TASK DIRECTIONS: The full listing needs to be output exactly.

DATA TO PROCESS:

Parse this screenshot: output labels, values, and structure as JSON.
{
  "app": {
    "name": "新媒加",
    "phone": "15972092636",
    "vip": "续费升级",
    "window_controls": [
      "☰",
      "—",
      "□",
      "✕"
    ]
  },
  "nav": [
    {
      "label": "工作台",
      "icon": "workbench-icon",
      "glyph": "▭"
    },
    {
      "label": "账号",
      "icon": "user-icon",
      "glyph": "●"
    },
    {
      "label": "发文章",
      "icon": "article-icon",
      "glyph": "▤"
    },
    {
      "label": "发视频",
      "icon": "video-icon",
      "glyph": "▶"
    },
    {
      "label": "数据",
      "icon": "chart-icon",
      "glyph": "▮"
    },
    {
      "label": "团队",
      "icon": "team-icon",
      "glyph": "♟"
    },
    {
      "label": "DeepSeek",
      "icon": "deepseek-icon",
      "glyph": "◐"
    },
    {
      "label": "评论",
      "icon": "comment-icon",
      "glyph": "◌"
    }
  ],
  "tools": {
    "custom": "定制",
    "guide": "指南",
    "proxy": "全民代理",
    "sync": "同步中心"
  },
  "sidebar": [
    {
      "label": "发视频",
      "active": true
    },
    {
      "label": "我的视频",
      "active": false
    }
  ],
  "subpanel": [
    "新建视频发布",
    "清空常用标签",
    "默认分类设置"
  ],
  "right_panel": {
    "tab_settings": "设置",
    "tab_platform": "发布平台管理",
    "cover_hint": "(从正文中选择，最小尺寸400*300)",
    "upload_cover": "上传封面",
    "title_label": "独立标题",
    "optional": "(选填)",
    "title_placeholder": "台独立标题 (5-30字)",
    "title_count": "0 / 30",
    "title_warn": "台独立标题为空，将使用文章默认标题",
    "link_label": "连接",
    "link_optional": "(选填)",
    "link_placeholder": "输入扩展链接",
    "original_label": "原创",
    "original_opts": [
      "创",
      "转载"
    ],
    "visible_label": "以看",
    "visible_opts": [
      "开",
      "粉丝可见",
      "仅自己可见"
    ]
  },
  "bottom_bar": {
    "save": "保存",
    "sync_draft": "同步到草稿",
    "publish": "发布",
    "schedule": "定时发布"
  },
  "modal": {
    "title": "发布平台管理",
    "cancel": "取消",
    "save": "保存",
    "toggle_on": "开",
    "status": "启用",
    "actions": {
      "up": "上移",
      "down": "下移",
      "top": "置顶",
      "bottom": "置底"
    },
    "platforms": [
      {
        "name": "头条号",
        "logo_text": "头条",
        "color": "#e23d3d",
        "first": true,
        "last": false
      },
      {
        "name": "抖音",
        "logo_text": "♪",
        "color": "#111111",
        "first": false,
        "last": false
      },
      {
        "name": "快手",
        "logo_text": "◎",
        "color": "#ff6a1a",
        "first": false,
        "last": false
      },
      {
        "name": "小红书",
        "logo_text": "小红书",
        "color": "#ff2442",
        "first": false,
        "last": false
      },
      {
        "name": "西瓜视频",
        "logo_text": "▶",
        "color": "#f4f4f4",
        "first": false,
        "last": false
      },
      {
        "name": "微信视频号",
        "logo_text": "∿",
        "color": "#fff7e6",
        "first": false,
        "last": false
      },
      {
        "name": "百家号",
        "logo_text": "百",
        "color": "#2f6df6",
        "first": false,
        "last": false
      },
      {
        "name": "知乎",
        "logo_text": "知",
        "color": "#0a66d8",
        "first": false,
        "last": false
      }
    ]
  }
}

RESULT:
Parse this screenshot: output labels, values, and structure as JSON.
{
  "app": {
    "name": "新媒加",
    "phone": "15972092636",
    "vip": "续费升级",
    "window_controls": [
      "☰",
      "—",
      "□",
      "✕"
    ]
  },
  "nav": [
    {
      "label": "工作台",
      "icon": "workbench-icon",
      "glyph": "▭"
    },
    {
      "label": "账号",
      "icon": "user-icon",
      "glyph": "●"
    },
    {
      "label": "发文章",
      "icon": "article-icon",
      "glyph": "▤"
    },
    {
      "label": "发视频",
      "icon": "video-icon",
      "glyph": "▶"
    },
    {
      "label": "数据",
      "icon": "chart-icon",
      "glyph": "▮"
    },
    {
      "label": "团队",
      "icon": "team-icon",
      "glyph": "♟"
    },
    {
      "label": "DeepSeek",
      "icon": "deepseek-icon",
      "glyph": "◐"
    },
    {
      "label": "评论",
      "icon": "comment-icon",
      "glyph": "◌"
    }
  ],
  "tools": {
    "custom": "定制",
    "guide": "指南",
    "proxy": "全民代理",
    "sync": "同步中心"
  },
  "sidebar": [
    {
      "label": "发视频",
      "active": true
    },
    {
      "label": "我的视频",
      "active": false
    }
  ],
  "subpanel": [
    "新建视频发布",
    "清空常用标签",
    "默认分类设置"
  ],
  "right_panel": {
    "tab_settings": "设置",
    "tab_platform": "发布平台管理",
    "cover_hint": "(从正文中选择，最小尺寸400*300)",
    "upload_cover": "上传封面",
    "title_label": "独立标题",
    "optional": "(选填)",
    "title_placeholder": "台独立标题 (5-30字)",
    "title_count": "0 / 30",
    "title_warn": "台独立标题为空，将使用文章默认标题",
    "link_label": "连接",
    "link_optional": "(选填)",
    "link_placeholder": "输入扩展链接",
    "original_label": "原创",
    "original_opts": [
      "创",
      "转载"
    ],
    "visible_label": "以看",
    "visible_opts": [
      "开",
      "粉丝可见",
      "仅自己可见"
    ]
  },
  "bottom_bar": {
    "save": "保存",
    "sync_draft": "同步到草稿",
    "publish": "发布",
    "schedule": "定时发布"
  },
  "modal": {
    "title": "发布平台管理",
    "cancel": "取消",
    "save": "保存",
    "toggle_on": "开",
    "status": "启用",
    "actions": {
      "up": "上移",
      "down": "下移",
      "top": "置顶",
      "bottom": "置底"
    },
    "platforms": [
      {
        "name": "头条号",
        "logo_text": "头条",
        "color": "#e23d3d",
        "first": true,
        "last": false
      },
      {
        "name": "抖音",
        "logo_text": "♪",
        "color": "#111111",
        "first": false,
        "last": false
      },
      {
        "name": "快手",
        "logo_text": "◎",
        "color": "#ff6a1a",
        "first": false,
        "last": false
      },
      {
        "name": "小红书",
        "logo_text": "小红书",
        "color": "#ff2442",
        "first": false,
        "last": false
      },
      {
        "name": "西瓜视频",
        "logo_text": "▶",
        "color": "#f4f4f4",
        "first": false,
        "last": false
      },
      {
        "name": "微信视频号",
        "logo_text": "∿",
        "color": "#fff7e6",
        "first": false,
        "last": false
      },
      {
        "name": "百家号",
        "logo_text": "百",
        "color": "#2f6df6",
        "first": false,
        "last": false
      },
      {
        "name": "知乎",
        "logo_text": "知",
        "color": "#0a66d8",
        "first": false,
        "last": false
      }
    ]
  }
}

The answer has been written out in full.